To do: What follows is a set of records. Repeat every one of them exactly.

Dataset rows describing interfaces
* * *

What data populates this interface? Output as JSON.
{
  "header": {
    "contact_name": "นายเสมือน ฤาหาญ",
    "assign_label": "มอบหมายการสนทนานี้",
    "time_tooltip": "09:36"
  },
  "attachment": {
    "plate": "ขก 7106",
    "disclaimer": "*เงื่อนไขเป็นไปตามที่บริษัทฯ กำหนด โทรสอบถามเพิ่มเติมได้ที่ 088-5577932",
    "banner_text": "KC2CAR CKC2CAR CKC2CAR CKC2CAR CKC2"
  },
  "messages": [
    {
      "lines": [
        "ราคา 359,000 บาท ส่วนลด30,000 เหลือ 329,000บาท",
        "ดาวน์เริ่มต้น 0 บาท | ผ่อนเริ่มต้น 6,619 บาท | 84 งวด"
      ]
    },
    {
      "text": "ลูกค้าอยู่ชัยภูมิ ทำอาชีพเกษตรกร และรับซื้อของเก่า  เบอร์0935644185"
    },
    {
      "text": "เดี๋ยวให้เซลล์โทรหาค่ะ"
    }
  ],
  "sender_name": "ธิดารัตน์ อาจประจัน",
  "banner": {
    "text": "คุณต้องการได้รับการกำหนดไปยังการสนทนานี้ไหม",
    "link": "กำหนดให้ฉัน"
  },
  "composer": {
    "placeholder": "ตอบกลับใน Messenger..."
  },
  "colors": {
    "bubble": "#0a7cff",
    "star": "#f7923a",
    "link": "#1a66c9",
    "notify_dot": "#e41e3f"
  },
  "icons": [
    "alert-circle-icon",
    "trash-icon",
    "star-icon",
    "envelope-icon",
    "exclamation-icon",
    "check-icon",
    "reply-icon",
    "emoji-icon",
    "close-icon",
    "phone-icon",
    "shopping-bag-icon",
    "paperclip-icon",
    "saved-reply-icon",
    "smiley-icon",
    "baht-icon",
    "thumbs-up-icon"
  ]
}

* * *

Expected output:
What data populates this interface? Output as JSON.
{
  "header": {
    "contact_name": "นายเสมือน ฤาหาญ",
    "assign_label": "มอบหมายการสนทนานี้",
    "time_tooltip": "09:36"
  },
  "attachment": {
    "plate": "ขก 7106",
    "disclaimer": "*เงื่อนไขเป็นไปตามที่บริษัทฯ กำหนด โทรสอบถามเพิ่มเติมได้ที่ 088-5577932",
    "banner_text": "KC2CAR CKC2CAR CKC2CAR CKC2CAR CKC2"
  },
  "messages": [
    {
      "lines": [
        "ราคา 359,000 บาท ส่วนลด30,000 เหลือ 329,000บาท",
        "ดาวน์เริ่มต้น 0 บาท | ผ่อนเริ่มต้น 6,619 บาท | 84 งวด"
      ]
    },
    {
      "text": "ลูกค้าอยู่ชัยภูมิ ทำอาชีพเกษตรกร และรับซื้อของเก่า  เบอร์0935644185"
    },
    {
      "text": "เดี๋ยวให้เซลล์โทรหาค่ะ"
    }
  ],
  "sender_name": "ธิดารัตน์ อาจประจัน",
  "banner": {
    "text": "คุณต้องการได้รับการกำหนดไปยังการสนทนานี้ไหม",
    "link": "กำหนดให้ฉัน"
  },
  "composer": {
    "placeholder": "ตอบกลับใน Messenger..."
  },
  "colors": {
    "bubble": "#0a7cff",
    "star": "#f7923a",
    "link": "#1a66c9",
    "notify_dot": "#e41e3f"
  },
  "icons": [
    "alert-circle-icon",
    "trash-icon",
    "star-icon",
    "envelope-icon",
    "exclamation-icon",
    "check-icon",
    "reply-icon",
    "emoji-icon",
    "close-icon",
    "phone-icon",
    "shopping-bag-icon",
    "paperclip-icon",
    "saved-reply-icon",
    "smiley-icon",
    "baht-icon",
    "thumbs-up-icon"
  ]
}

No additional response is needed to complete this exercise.